**To do**
The records must be repeated exactly and in their entirety.

(Items from a data source)
··········

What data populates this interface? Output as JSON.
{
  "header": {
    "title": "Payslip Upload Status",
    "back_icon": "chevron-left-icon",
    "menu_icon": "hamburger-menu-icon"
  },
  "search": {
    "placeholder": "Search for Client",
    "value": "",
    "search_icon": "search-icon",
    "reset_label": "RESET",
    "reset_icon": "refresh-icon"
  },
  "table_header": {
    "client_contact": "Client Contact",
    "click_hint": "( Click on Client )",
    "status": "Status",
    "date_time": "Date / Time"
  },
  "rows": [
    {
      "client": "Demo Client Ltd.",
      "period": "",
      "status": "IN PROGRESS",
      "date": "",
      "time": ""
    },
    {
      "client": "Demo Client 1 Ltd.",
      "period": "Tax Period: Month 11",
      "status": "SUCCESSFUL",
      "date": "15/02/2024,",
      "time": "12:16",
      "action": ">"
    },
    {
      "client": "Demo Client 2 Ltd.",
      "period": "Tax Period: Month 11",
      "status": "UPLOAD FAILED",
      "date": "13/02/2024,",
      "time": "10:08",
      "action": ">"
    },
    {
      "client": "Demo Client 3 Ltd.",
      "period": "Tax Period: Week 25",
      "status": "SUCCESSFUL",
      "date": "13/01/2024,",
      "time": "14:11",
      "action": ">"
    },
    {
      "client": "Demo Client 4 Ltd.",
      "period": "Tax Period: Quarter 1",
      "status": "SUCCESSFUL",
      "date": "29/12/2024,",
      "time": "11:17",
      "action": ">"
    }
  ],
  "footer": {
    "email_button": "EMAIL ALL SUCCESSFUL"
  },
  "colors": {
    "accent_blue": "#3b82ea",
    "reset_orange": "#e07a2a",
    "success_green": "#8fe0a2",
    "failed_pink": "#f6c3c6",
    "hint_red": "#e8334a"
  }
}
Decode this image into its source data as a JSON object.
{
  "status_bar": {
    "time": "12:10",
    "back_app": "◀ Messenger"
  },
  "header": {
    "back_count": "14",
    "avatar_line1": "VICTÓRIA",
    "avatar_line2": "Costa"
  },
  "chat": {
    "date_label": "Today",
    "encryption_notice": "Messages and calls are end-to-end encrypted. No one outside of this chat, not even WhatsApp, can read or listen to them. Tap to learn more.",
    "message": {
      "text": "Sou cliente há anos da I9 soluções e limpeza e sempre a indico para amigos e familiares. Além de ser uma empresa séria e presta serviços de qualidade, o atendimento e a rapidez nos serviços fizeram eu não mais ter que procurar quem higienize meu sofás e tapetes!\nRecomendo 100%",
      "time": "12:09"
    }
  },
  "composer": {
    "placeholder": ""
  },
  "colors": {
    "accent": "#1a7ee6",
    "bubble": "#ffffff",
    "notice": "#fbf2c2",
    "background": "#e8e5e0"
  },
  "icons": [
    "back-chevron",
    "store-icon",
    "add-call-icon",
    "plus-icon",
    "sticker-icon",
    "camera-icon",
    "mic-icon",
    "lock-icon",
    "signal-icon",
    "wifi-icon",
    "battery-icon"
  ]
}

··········

**Task response**
What data populates this interface? Output as JSON.
{
  "header": {
    "title": "Payslip Upload Status",
    "back_icon": "chevron-left-icon",
    "menu_icon": "hamburger-menu-icon"
  },
  "search": {
    "placeholder": "Search for Client",
    "value": "",
    "search_icon": "search-icon",
    "reset_label": "RESET",
    "reset_icon": "refresh-icon"
  },
  "table_header": {
    "client_contact": "Client Contact",
    "click_hint": "( Click on Client )",
    "status": "Status",
    "date_time": "Date / Time"
  },
  "rows": [
    {
      "client": "Demo Client Ltd.",
      "period": "",
      "status": "IN PROGRESS",
      "date": "",
      "time": ""
    },
    {
      "client": "Demo Client 1 Ltd.",
      "period": "Tax Period: Month 11",
      "status": "SUCCESSFUL",
      "date": "15/02/2024,",
      "time": "12:16",
      "action": ">"
    },
    {
      "client": "Demo Client 2 Ltd.",
      "period": "Tax Period: Month 11",
      "status": "UPLOAD FAILED",
      "date": "13/02/2024,",
      "time": "10:08",
      "action": ">"
    },
    {
      "client": "Demo Client 3 Ltd.",
      "period": "Tax Period: Week 25",
      "status": "SUCCESSFUL",
      "date": "13/01/2024,",
      "time": "14:11",
      "action": ">"
    },
    {
      "client": "Demo Client 4 Ltd.",
      "period": "Tax Period: Quarter 1",
      "status": "SUCCESSFUL",
      "date": "29/12/2024,",
      "time": "11:17",
      "action": ">"
    }
  ],
  "footer": {
    "email_button": "EMAIL ALL SUCCESSFUL"
  },
  "colors": {
    "accent_blue": "#3b82ea",
    "reset_orange": "#e07a2a",
    "success_green": "#8fe0a2",
    "failed_pink": "#f6c3c6",
    "hint_red": "#e8334a"
  }
}
Decode this image into its source data as a JSON object.
{
  "status_bar": {
    "time": "12:10",
    "back_app": "◀ Messenger"
  },
  "header": {
    "back_count": "14",
    "avatar_line1": "VICTÓRIA",
    "avatar_line2": "Costa"
  },
  "chat": {
    "date_label": "Today",
    "encryption_notice": "Messages and calls are end-to-end encrypted. No one outside of this chat, not even WhatsApp, can read or listen to them. Tap to learn more.",
    "message": {
      "text": "Sou cliente há anos da I9 soluções e limpeza e sempre a indico para amigos e familiares. Além de ser uma empresa séria e presta serviços de qualidade, o atendimento e a rapidez nos serviços fizeram eu não mais ter que procurar quem higienize meu sofás e tapetes!\nRecomendo 100%",
      "time": "12:09"
    }
  },
  "composer": {
    "placeholder": ""
  },
  "colors": {
    "accent": "#1a7ee6",
    "bubble": "#ffffff",
    "notice": "#fbf2c2",
    "background": "#e8e5e0"
  },
  "icons": [
    "back-chevron",
    "store-icon",
    "add-call-icon",
    "plus-icon",
    "sticker-icon",
    "camera-icon",
    "mic-icon",
    "lock-icon",
    "signal-icon",
    "wifi-icon",
    "battery-icon"
  ]
}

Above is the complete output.